Female Sexual Dysfunction (FSD) has been a hot topic in the pharmaceutical world for some time now. I’ve written posts such as “A Little Pink Pill? Medicalizing Women’s Sexuality” or “Potential Impact of ‘Desire Drug’ on Women’s Sexuality” and “Placebo Elicits Improvement on Women’s Sexual Satisfaction” that outline some of the reasons for that focus. In McClelland’s article, she argues that the FDA’s reliance on sexual satisfaction as a guide for decisions about clinical interventions may be problematic.

There are a lot of really great details (that are a little dense for a blog entry) that can be found in the original article such as a case study on the Flibanserin drug approval attempt and a wealth of information on how the FDA and public policy are related to sexual satisfaction.

The method

This was a mixed-method study, which means it incorporated both qualitative (e.g., interviews) with quantitative (e.g., questionnaires or surveys) methodology. McClelland collected data in the form of semi-structured interviews and close-ended survey measures of sexual satisfaction from 41 men and women in order to assess the cognitive and interpersonal strategies individuals used when asked about their own level of sexual satisfaction.

One great feature of this study was that it recruited participants for four groups of interest: heterosexual men, heterosexual women, sexual minority (e.g., LGBT) men, and sexual minority women. These were the demographics in terms of those conditions:

  • 46.3% men
  • 51.2% women
  • 2.4% trans
  • 56.1% heterosexual
  • 43.9% lesbian/gay/bisexual/queer/all

Having this rich qualitative data paired with the more generalizable quantitative data offers a combination that has been shown effective at examining the strengths and weaknesses of available measures. Data triangulation was employed in this study, where both the qualitative and quantitative portions were collected at the same time so they could then be compared and contrasted.

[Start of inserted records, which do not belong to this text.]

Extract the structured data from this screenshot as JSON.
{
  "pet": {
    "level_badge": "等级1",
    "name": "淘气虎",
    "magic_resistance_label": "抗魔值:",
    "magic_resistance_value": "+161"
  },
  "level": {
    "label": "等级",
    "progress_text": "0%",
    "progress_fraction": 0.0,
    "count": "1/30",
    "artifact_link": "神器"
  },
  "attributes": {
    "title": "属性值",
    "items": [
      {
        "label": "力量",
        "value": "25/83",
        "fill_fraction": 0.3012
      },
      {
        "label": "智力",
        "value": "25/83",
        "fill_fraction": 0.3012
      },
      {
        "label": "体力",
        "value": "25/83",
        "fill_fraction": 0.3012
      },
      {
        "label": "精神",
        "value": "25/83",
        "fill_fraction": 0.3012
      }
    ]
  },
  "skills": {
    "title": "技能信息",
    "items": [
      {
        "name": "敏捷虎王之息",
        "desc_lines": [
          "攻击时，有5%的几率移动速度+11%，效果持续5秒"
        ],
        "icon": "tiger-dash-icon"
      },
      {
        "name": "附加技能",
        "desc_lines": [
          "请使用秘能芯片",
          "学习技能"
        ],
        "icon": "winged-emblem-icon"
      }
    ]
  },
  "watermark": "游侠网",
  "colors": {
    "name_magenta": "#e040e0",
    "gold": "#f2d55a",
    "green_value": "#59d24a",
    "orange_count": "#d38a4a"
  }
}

The findings

There were differences found in terms of how participants assessed their sexual satisfaction. Some participants did use subjectively derived criteria (as is assumed by many measures of sexual satisfaction). However, interestingly, some participants looked instead toward their partner’s level of sexual satisfaction to assess their own – thereby not using the subjectivity that is sometimes an underlying assumption of measuring sexual satisfaction. More interesting findings:

  • Closeness felt with a partner was sometimes used as a proxy for sexual satisfaction
  • Partner’s sexual satisfaction level was sometimes used as a proxy for own sexual satisfaction
  • “Doing a good job” was sometimes used as a proxy for level of sexual satisfaction

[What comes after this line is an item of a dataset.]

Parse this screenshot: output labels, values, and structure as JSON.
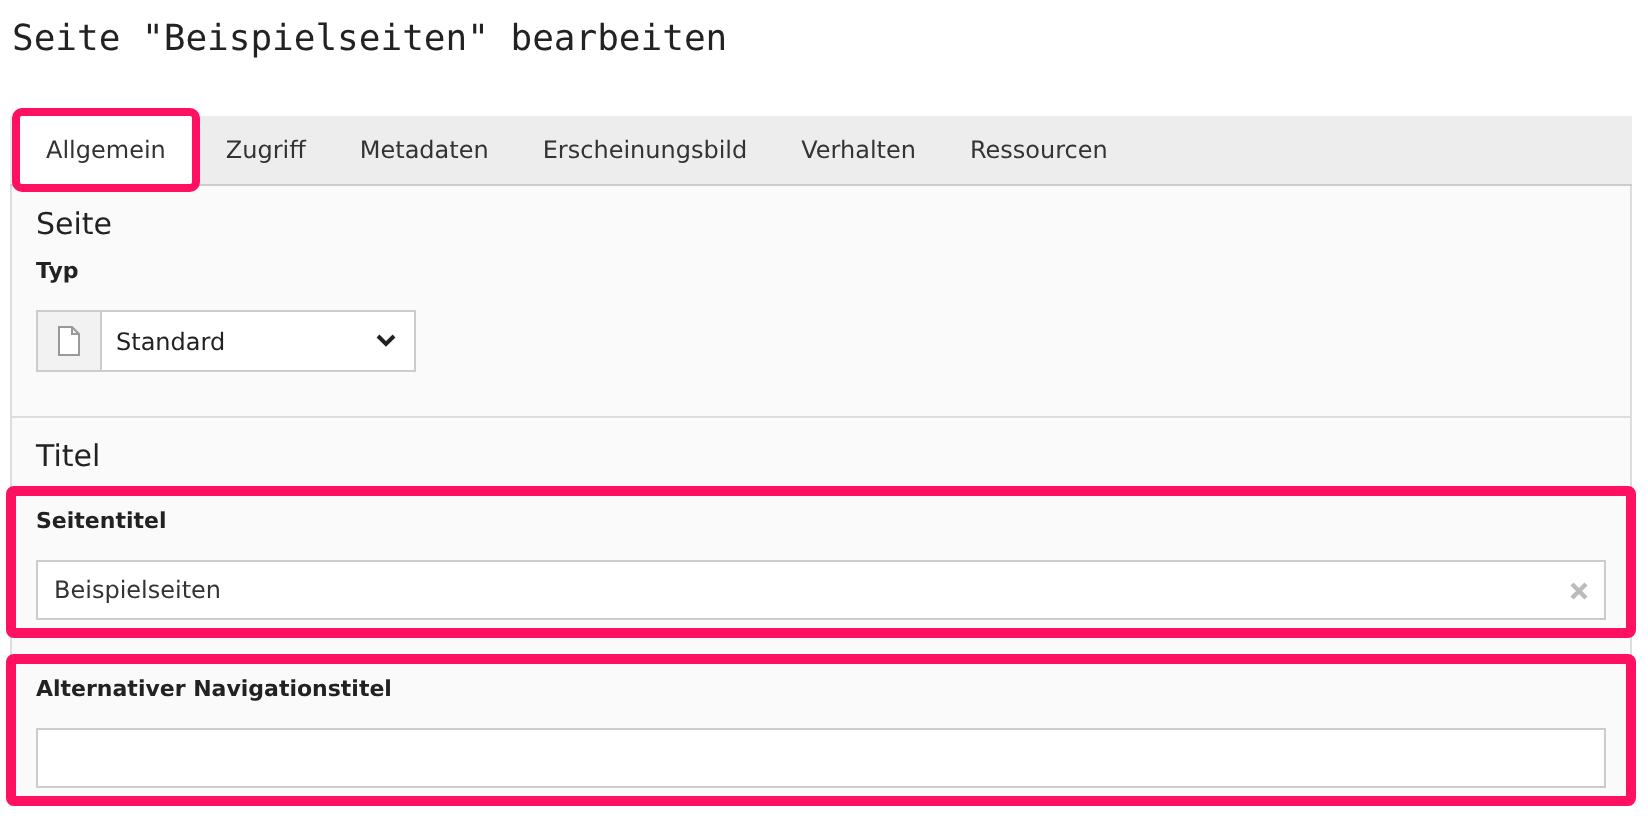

Interestingly, presence of self-orgasm was used mainly by men as a proxy for sexual satisfaction (both heterosexual and LGBT), but not for women. Women relied on their partner’s orgasm instead of their own and tended to rely less on physiological indicators of satisfaction.

Overall, this is a very important addition to the literature on sexual satisfaction. At the micro level, it can challenge us to ensure we define our constructs of interest in a way that is accurately portrayed in the data we collect, which may require more vigorous psychometric evaluation of our measures. At the macro level, it may have policy implications in changing the way the FDA and clinical trials define success when it comes to sexual dysfunction.